The Jazz and Nuggets tip off at 8:30 PM EST. The winner gets the privilege of battling the Los Angeles Clippers next round. The loser will spend an offseason watching highlights of their young stars drop 50+ and wondering what could have been.
Personally, I can’t wait to see the Murray and Mitchell matchups directly. They don’t cover each other often: NBA.com lists Jerami Grant as Mitchell’s most consistent defender, while Murray faces Royce O’Neale. However, when these two do guard each other, things get a little nutty.
Mitchell shoots 83% from three with Murray as his main defender, making five of his six threes. Murray answers those with a 100% rate of his own triples, hitting all four in Mitchell’s grill. I don’t think anyone would mind if instead of a full game, we just let these two play to 21 and call it a series.
I do think Nikola Jokić might be the deciding factor tonight. John Hollinger and Nate Duncan covered the series in this great podcast episode, and they called out Jokić’s struggles. Jokić’s been off a bit all series, getting toasted by Utah defensively. Per NBA.com, with Jokić on the court the Nuggets let up defensive ratings of 161, 131.7, and 139.2 in each of their three losses this series; this means that in a game with 100 possessions, Utah would score each of those marks with Jokić on the court.

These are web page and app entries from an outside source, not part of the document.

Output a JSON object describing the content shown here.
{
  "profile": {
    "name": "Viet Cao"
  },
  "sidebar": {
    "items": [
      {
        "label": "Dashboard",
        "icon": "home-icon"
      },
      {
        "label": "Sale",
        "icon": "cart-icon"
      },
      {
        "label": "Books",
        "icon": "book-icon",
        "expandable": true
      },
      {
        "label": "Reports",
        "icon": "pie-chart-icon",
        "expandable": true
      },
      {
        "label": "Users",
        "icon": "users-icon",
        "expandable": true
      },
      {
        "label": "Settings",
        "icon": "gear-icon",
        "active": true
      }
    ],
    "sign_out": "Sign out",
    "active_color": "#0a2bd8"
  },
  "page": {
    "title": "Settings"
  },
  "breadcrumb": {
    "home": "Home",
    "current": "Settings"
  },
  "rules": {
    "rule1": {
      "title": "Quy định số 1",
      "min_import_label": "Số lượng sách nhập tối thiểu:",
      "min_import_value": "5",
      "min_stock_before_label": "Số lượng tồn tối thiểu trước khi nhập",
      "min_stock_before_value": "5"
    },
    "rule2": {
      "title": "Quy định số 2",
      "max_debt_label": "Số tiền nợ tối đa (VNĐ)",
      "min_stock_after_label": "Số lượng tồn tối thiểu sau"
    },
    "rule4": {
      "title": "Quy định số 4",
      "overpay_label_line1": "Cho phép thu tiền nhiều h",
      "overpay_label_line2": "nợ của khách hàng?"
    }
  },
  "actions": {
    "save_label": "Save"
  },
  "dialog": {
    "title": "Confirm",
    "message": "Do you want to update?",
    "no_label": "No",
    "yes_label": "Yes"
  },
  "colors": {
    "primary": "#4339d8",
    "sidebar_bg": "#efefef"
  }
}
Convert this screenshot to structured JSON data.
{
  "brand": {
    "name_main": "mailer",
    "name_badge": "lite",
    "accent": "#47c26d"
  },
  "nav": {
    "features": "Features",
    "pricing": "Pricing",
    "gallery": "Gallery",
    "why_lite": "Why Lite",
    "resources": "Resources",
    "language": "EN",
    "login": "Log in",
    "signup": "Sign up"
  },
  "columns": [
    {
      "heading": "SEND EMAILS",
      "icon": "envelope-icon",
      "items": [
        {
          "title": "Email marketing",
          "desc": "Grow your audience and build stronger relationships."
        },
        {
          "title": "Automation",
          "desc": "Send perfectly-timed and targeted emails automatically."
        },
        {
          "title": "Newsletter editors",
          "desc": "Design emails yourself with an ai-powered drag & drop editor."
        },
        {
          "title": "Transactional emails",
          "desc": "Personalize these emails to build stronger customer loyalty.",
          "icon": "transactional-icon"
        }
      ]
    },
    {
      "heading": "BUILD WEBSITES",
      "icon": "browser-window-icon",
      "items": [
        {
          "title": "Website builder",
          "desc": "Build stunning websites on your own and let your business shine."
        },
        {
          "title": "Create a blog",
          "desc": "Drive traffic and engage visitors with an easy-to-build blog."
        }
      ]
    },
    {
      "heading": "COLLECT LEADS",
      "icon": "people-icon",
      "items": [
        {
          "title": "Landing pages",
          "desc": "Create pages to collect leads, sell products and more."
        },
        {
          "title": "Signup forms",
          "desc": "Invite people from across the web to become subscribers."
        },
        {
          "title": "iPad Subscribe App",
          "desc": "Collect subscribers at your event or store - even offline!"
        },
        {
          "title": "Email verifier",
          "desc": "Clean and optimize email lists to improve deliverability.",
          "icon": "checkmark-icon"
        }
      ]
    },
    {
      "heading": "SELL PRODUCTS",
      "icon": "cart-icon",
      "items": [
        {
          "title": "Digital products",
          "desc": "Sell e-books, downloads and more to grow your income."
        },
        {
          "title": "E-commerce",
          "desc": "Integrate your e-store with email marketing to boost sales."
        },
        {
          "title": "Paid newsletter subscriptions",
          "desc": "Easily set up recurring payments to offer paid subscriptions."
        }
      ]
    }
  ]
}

These rates would shatter NBA records for the worst ever. Per Stathead, the Cleveland Cavaliers of 2018-19 produced the single worst defensive rating at 117.6. Denver’s defensive effort stands several deviations above that record.
If the Nuggets can complete their comeback, they’ll absolutely need Murray to keep producing. However, Jokić’s defensive output may ultimately be the fulcrum point.
Rest In Peace, John Thompson
I’m devastated by the loss of John Thompson, the legendary Georgetown basketball coach. Thompson built Georgetown’s basketball program into a national powerhouse while battling racism and bigotry every step of the way. He’s rightfully canonized as a hero and icon, and his legacy lives on with his star pupil, Patrick Ewing, coaching the Hoyas now. Tons of sportswriters shared this wonderful piece by Ralph Wiley on the coach, which captures his impact and his intensity perfectly.
As always, the Inside the NBA guys say it best.
My sincerest condolences to the Thompson family.